## Aim of the task
Type out all the records again exactly.

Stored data
*** Begin section ***

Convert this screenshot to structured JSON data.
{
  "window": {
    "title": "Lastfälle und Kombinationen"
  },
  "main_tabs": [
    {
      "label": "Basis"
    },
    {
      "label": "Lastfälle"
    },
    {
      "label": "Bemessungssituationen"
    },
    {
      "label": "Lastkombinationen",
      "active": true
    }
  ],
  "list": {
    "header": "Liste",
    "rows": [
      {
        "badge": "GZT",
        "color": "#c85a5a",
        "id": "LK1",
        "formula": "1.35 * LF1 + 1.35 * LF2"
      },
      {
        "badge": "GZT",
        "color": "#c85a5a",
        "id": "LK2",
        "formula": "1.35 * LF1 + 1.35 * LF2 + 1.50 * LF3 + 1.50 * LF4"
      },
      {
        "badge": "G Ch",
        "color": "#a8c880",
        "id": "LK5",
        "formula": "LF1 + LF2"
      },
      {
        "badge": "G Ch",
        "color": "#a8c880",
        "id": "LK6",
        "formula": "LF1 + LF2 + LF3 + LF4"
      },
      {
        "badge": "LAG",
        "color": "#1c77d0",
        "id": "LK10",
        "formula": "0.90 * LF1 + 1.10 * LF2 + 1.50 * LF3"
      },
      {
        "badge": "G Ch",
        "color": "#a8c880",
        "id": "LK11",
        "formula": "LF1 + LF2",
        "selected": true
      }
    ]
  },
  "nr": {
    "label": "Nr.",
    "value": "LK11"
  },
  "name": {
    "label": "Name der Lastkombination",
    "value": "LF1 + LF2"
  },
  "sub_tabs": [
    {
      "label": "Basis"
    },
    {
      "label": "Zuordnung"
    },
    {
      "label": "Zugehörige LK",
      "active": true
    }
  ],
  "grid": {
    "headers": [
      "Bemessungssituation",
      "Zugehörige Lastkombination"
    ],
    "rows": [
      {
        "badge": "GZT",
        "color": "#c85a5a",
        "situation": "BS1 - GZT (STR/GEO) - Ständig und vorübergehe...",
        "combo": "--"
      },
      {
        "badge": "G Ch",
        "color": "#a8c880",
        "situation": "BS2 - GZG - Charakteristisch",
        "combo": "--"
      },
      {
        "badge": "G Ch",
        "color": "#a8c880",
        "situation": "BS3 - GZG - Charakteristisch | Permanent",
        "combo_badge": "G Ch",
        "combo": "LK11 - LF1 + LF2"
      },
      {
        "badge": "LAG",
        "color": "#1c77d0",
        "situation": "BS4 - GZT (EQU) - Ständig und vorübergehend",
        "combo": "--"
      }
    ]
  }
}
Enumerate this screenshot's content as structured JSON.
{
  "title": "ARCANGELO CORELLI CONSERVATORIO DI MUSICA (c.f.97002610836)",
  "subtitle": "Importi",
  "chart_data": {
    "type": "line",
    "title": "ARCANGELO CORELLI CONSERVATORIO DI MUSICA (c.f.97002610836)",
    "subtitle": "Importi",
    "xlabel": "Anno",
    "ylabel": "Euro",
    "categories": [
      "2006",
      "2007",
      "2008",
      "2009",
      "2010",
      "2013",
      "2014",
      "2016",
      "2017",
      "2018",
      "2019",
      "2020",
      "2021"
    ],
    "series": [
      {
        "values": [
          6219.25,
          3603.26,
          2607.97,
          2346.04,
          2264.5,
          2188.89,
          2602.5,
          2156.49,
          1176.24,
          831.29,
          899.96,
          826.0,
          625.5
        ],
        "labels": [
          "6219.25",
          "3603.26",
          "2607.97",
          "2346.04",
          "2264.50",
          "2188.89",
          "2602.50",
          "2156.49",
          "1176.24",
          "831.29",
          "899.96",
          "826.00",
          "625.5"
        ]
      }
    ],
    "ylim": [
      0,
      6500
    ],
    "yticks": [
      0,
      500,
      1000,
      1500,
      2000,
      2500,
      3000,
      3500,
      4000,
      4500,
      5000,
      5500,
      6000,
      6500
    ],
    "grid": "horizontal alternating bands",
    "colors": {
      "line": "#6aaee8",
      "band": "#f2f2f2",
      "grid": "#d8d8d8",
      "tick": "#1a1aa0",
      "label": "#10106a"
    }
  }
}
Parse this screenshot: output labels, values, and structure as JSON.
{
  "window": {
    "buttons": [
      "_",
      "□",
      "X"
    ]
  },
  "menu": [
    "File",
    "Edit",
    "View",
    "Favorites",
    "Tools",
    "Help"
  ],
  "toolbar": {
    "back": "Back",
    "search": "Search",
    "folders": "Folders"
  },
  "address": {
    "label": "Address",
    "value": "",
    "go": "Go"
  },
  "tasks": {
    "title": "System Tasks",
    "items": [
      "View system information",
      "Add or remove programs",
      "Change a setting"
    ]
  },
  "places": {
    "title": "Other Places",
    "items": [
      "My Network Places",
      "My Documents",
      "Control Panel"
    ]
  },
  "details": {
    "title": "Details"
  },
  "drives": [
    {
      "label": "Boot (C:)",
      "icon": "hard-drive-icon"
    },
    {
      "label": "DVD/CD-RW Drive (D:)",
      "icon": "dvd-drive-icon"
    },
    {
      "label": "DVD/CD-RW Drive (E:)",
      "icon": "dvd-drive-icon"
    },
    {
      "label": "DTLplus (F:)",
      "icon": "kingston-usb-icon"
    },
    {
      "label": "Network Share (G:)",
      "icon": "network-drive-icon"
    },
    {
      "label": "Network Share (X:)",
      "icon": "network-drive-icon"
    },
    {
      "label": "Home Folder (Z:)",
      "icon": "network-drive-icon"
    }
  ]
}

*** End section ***

## Task response
Convert this screenshot to structured JSON data.
{
  "window": {
    "title": "Lastfälle und Kombinationen"
  },
  "main_tabs": [
    {
      "label": "Basis"
    },
    {
      "label": "Lastfälle"
    },
    {
      "label": "Bemessungssituationen"
    },
    {
      "label": "Lastkombinationen",
      "active": true
    }
  ],
  "list": {
    "header": "Liste",
    "rows": [
      {
        "badge": "GZT",
        "color": "#c85a5a",
        "id": "LK1",
        "formula": "1.35 * LF1 + 1.35 * LF2"
      },
      {
        "badge": "GZT",
        "color": "#c85a5a",
        "id": "LK2",
        "formula": "1.35 * LF1 + 1.35 * LF2 + 1.50 * LF3 + 1.50 * LF4"
      },
      {
        "badge": "G Ch",
        "color": "#a8c880",
        "id": "LK5",
        "formula": "LF1 + LF2"
      },
      {
        "badge": "G Ch",
        "color": "#a8c880",
        "id": "LK6",
        "formula": "LF1 + LF2 + LF3 + LF4"
      },
      {
        "badge": "LAG",
        "color": "#1c77d0",
        "id": "LK10",
        "formula": "0.90 * LF1 + 1.10 * LF2 + 1.50 * LF3"
      },
      {
        "badge": "G Ch",
        "color": "#a8c880",
        "id": "LK11",
        "formula": "LF1 + LF2",
        "selected": true
      }
    ]
  },
  "nr": {
    "label": "Nr.",
    "value": "LK11"
  },
  "name": {
    "label": "Name der Lastkombination",
    "value": "LF1 + LF2"
  },
  "sub_tabs": [
    {
      "label": "Basis"
    },
    {
      "label": "Zuordnung"
    },
    {
      "label": "Zugehörige LK",
      "active": true
    }
  ],
  "grid": {
    "headers": [
      "Bemessungssituation",
      "Zugehörige Lastkombination"
    ],
    "rows": [
      {
        "badge": "GZT",
        "color": "#c85a5a",
        "situation": "BS1 - GZT (STR/GEO) - Ständig und vorübergehe...",
        "combo": "--"
      },
      {
        "badge": "G Ch",
        "color": "#a8c880",
        "situation": "BS2 - GZG - Charakteristisch",
        "combo": "--"
      },
      {
        "badge": "G Ch",
        "color": "#a8c880",
        "situation": "BS3 - GZG - Charakteristisch | Permanent",
        "combo_badge": "G Ch",
        "combo": "LK11 - LF1 + LF2"
      },
      {
        "badge": "LAG",
        "color": "#1c77d0",
        "situation": "BS4 - GZT (EQU) - Ständig und vorübergehend",
        "combo": "--"
      }
    ]
  }
}
Enumerate this screenshot's content as structured JSON.
{
  "title": "ARCANGELO CORELLI CONSERVATORIO DI MUSICA (c.f.97002610836)",
  "subtitle": "Importi",
  "chart_data": {
    "type": "line",
    "title": "ARCANGELO CORELLI CONSERVATORIO DI MUSICA (c.f.97002610836)",
    "subtitle": "Importi",
    "xlabel": "Anno",
    "ylabel": "Euro",
    "categories": [
      "2006",
      "2007",
      "2008",
      "2009",
      "2010",
      "2013",
      "2014",
      "2016",
      "2017",
      "2018",
      "2019",
      "2020",
      "2021"
    ],
    "series": [
      {
        "values": [
          6219.25,
          3603.26,
          2607.97,
          2346.04,
          2264.5,
          2188.89,
          2602.5,
          2156.49,
          1176.24,
          831.29,
          899.96,
          826.0,
          625.5
        ],
        "labels": [
          "6219.25",
          "3603.26",
          "2607.97",
          "2346.04",
          "2264.50",
          "2188.89",
          "2602.50",
          "2156.49",
          "1176.24",
          "831.29",
          "899.96",
          "826.00",
          "625.5"
        ]
      }
    ],
    "ylim": [
      0,
      6500
    ],
    "yticks": [
      0,
      500,
      1000,
      1500,
      2000,
      2500,
      3000,
      3500,
      4000,
      4500,
      5000,
      5500,
      6000,
      6500
    ],
    "grid": "horizontal alternating bands",
    "colors": {
      "line": "#6aaee8",
      "band": "#f2f2f2",
      "grid": "#d8d8d8",
      "tick": "#1a1aa0",
      "label": "#10106a"
    }
  }
}
Parse this screenshot: output labels, values, and structure as JSON.
{
  "window": {
    "buttons": [
      "_",
      "□",
      "X"
    ]
  },
  "menu": [
    "File",
    "Edit",
    "View",
    "Favorites",
    "Tools",
    "Help"
  ],
  "toolbar": {
    "back": "Back",
    "search": "Search",
    "folders": "Folders"
  },
  "address": {
    "label": "Address",
    "value": "",
    "go": "Go"
  },
  "tasks": {
    "title": "System Tasks",
    "items": [
      "View system information",
      "Add or remove programs",
      "Change a setting"
    ]
  },
  "places": {
    "title": "Other Places",
    "items": [
      "My Network Places",
      "My Documents",
      "Control Panel"
    ]
  },
  "details": {
    "title": "Details"
  },
  "drives": [
    {
      "label": "Boot (C:)",
      "icon": "hard-drive-icon"
    },
    {
      "label": "DVD/CD-RW Drive (D:)",
      "icon": "dvd-drive-icon"
    },
    {
      "label": "DVD/CD-RW Drive (E:)",
      "icon": "dvd-drive-icon"
    },
    {
      "label": "DTLplus (F:)",
      "icon": "kingston-usb-icon"
    },
    {
      "label": "Network Share (G:)",
      "icon": "network-drive-icon"
    },
    {
      "label": "Network Share (X:)",
      "icon": "network-drive-icon"
    },
    {
      "label": "Home Folder (Z:)",
      "icon": "network-drive-icon"
    }
  ]
}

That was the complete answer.